Required work:
The answer must be every line of the records below that contains the word "болта", copied out.

Extracted information:
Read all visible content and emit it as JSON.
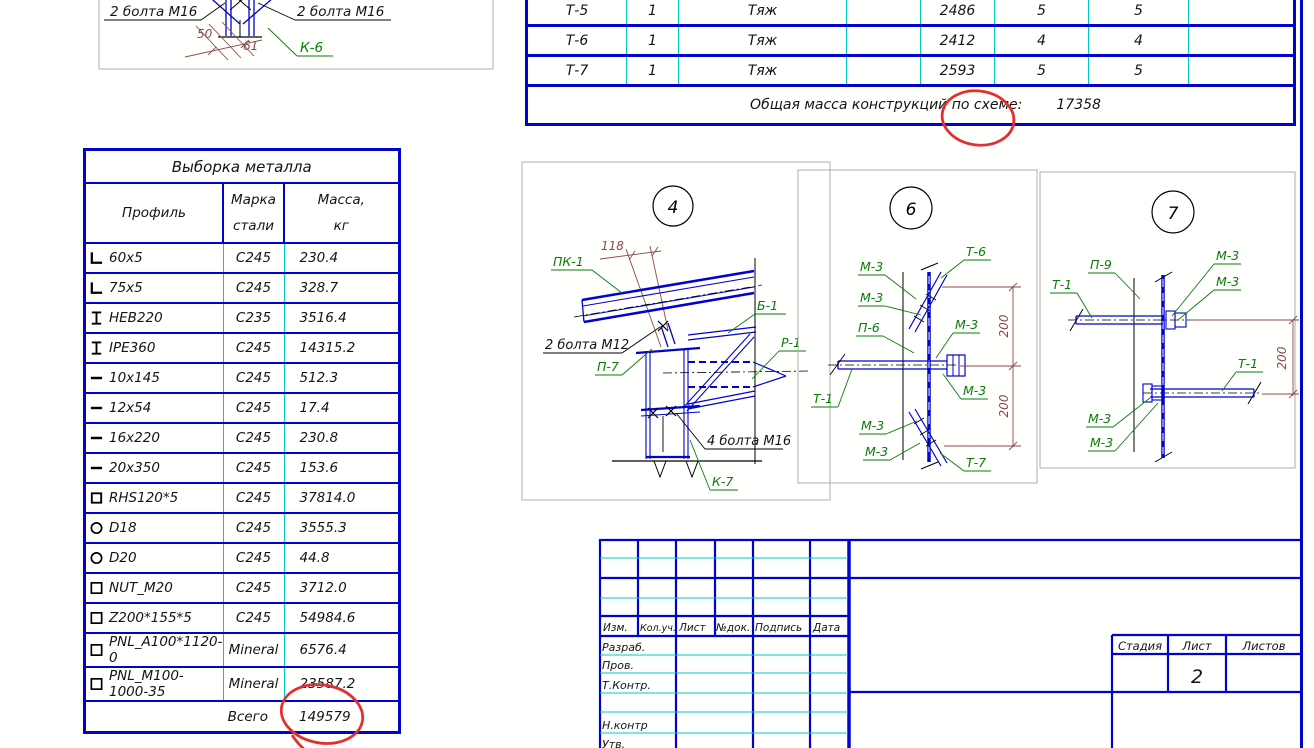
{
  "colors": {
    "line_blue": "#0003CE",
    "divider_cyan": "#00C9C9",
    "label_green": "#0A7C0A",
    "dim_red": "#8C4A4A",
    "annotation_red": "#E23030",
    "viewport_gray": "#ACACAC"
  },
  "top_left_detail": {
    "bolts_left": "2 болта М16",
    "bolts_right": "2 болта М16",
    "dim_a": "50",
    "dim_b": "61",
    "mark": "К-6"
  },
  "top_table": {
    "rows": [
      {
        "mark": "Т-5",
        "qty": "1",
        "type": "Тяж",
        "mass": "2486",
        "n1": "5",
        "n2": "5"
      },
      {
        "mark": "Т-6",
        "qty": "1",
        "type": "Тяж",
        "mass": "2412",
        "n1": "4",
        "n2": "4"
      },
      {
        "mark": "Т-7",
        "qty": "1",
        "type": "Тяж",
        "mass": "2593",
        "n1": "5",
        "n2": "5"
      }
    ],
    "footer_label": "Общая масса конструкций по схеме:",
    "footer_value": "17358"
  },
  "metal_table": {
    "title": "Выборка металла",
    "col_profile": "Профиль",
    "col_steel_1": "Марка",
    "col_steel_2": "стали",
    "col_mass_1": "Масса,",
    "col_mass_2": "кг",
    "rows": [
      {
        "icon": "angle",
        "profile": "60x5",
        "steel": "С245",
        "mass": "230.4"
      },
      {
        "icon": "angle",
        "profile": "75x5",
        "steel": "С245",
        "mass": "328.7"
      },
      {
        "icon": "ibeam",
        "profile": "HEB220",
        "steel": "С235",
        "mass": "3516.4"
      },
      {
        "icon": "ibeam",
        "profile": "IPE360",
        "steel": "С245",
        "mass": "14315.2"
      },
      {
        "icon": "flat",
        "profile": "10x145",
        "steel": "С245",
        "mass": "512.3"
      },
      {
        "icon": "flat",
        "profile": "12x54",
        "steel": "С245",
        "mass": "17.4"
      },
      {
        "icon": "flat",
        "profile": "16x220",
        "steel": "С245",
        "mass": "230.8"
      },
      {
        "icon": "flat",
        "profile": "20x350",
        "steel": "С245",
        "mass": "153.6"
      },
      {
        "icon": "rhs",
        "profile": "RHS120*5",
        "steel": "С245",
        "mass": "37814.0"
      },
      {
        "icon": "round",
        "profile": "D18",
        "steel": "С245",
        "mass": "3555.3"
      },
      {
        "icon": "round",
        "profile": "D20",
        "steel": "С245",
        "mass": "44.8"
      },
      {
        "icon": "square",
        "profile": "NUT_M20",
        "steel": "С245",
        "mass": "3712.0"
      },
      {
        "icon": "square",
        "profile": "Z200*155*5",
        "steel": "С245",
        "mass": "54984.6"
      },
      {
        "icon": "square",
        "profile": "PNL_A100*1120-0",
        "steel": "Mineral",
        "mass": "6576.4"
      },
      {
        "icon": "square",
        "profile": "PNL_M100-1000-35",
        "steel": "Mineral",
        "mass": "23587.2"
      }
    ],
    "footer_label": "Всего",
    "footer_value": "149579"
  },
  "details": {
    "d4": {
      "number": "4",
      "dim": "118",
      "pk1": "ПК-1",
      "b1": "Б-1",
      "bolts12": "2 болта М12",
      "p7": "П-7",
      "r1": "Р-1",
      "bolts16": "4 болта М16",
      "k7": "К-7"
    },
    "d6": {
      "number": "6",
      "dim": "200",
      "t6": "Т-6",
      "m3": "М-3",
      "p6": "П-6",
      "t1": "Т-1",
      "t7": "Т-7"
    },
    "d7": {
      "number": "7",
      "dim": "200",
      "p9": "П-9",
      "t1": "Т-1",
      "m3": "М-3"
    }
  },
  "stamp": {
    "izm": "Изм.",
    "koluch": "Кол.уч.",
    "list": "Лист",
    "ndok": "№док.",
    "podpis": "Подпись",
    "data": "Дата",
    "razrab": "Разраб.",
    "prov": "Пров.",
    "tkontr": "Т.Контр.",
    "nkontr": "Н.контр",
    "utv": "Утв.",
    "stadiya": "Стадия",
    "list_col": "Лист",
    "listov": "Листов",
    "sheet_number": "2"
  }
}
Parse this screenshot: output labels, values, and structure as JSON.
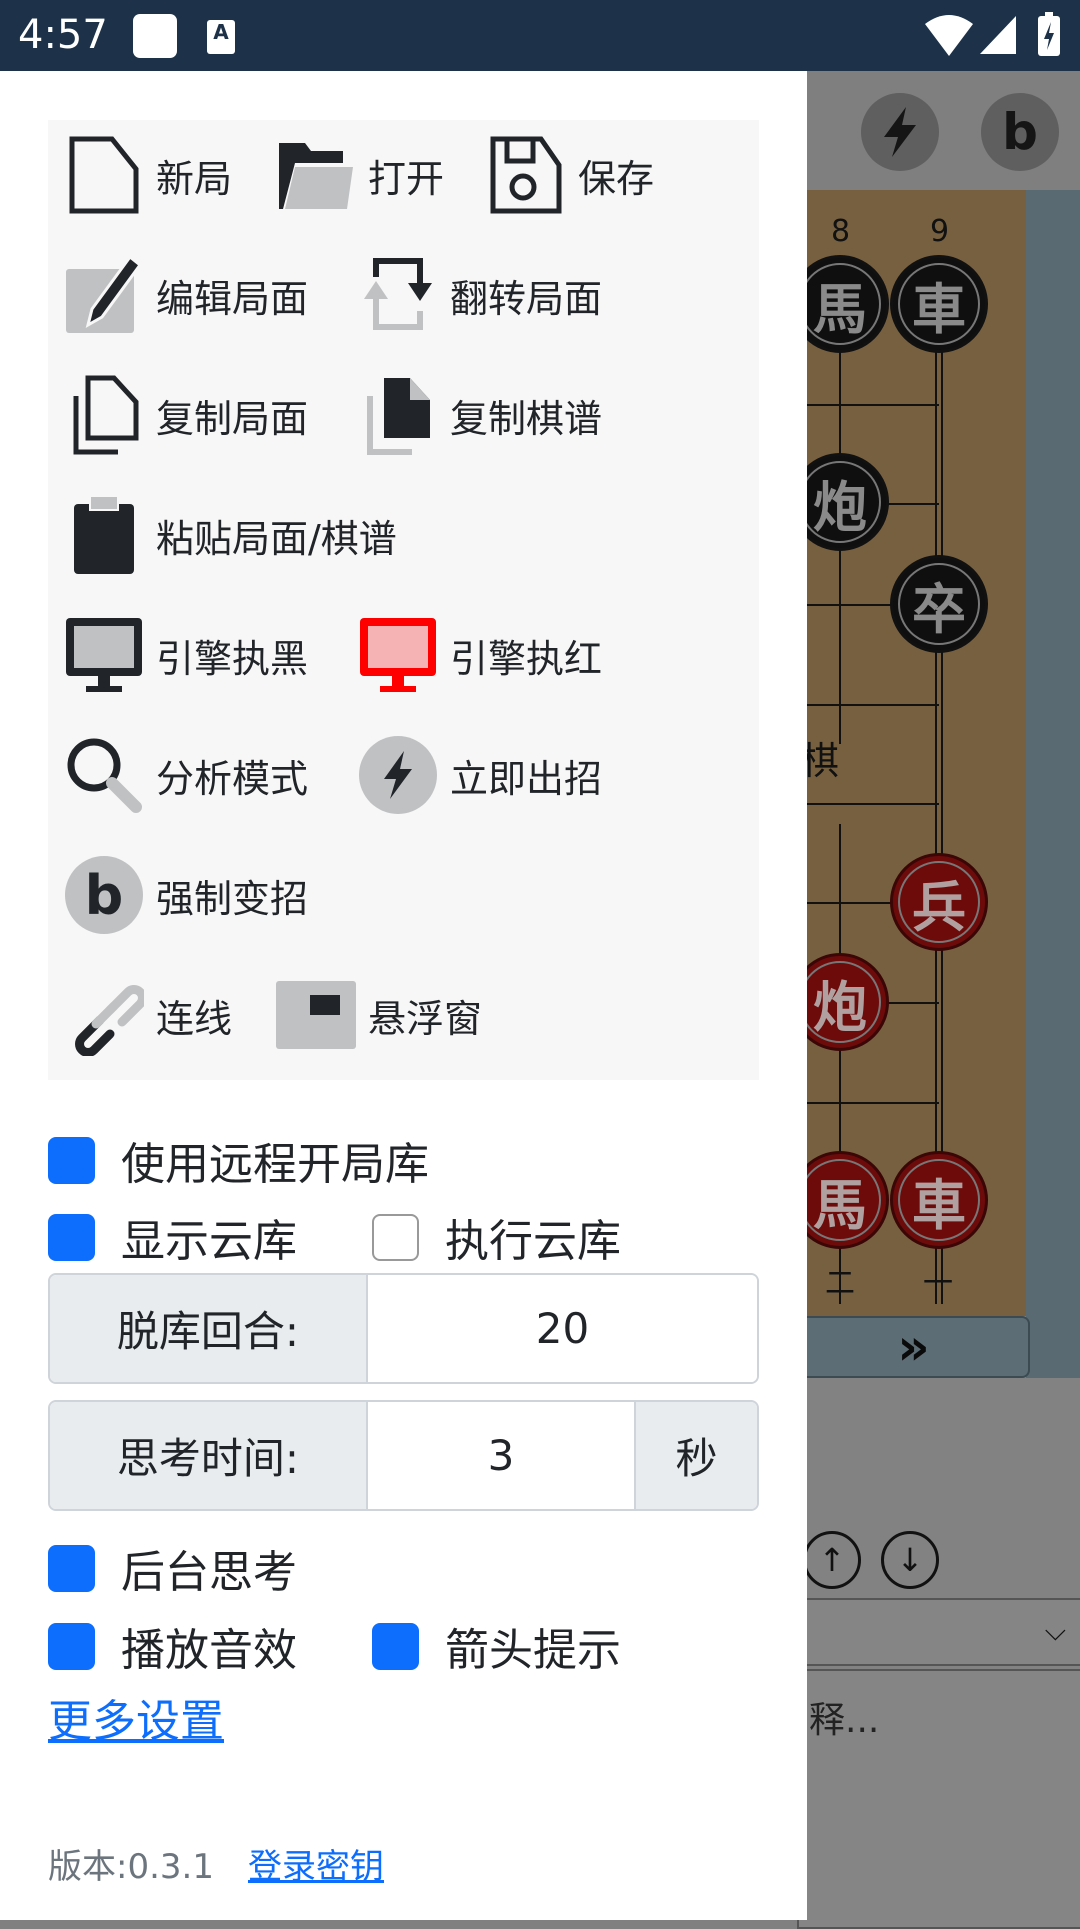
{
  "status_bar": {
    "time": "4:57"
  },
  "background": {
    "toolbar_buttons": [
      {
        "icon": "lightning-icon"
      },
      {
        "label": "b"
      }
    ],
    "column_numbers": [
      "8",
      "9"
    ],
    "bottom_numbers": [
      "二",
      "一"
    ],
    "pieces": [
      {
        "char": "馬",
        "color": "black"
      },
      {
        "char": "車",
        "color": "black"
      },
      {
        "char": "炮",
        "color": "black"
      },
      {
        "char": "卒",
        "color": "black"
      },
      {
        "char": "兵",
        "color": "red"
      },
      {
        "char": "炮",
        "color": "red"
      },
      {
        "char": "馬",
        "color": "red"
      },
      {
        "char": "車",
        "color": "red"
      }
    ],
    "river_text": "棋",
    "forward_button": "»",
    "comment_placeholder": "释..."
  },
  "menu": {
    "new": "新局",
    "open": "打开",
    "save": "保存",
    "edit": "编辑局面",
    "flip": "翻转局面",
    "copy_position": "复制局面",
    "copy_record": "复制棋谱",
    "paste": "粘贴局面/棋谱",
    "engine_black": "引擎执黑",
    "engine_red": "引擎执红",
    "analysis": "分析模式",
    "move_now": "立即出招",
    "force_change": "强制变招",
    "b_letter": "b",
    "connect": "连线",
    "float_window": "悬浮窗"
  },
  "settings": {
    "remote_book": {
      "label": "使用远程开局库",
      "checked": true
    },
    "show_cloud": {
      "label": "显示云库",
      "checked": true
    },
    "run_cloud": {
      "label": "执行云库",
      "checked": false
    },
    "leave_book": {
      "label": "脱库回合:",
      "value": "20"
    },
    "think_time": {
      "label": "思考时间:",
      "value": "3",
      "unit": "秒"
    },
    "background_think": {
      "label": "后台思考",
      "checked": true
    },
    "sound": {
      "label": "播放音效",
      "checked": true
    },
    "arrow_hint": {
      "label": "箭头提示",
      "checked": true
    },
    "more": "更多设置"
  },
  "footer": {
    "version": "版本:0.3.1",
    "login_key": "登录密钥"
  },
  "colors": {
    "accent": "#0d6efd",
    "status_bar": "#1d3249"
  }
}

Task result:
    "bolts_left": "2 болта М16",
    "bolts_right": "2 болта М16",
      "bolts12": "2 болта М12",
      "bolts16": "4 болта М16",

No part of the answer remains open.